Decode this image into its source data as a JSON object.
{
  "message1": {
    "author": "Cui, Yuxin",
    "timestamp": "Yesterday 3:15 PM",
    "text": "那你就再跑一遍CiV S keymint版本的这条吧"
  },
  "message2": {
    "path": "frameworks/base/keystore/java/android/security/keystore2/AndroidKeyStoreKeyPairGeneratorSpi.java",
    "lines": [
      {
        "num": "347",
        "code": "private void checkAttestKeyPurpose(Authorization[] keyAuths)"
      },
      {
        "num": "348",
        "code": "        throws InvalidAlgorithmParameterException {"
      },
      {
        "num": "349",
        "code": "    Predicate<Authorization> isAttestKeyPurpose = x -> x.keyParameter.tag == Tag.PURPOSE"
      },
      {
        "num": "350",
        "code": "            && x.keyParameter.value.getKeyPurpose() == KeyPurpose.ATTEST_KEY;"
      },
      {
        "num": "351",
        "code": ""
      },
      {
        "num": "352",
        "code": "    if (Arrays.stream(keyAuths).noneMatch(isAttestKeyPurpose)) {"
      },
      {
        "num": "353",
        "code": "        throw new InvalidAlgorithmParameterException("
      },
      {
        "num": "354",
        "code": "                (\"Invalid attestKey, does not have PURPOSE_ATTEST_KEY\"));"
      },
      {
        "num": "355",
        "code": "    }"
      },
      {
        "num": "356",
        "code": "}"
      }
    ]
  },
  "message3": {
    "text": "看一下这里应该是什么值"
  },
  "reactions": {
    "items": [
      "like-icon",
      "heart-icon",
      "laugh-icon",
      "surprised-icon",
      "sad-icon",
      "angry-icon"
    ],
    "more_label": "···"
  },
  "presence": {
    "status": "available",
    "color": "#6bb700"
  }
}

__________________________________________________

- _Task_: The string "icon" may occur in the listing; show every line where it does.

- _Solution to this exercise_:
      "like-icon",
      "heart-icon",
      "laugh-icon",
      "surprised-icon",
      "sad-icon",
      "angry-icon"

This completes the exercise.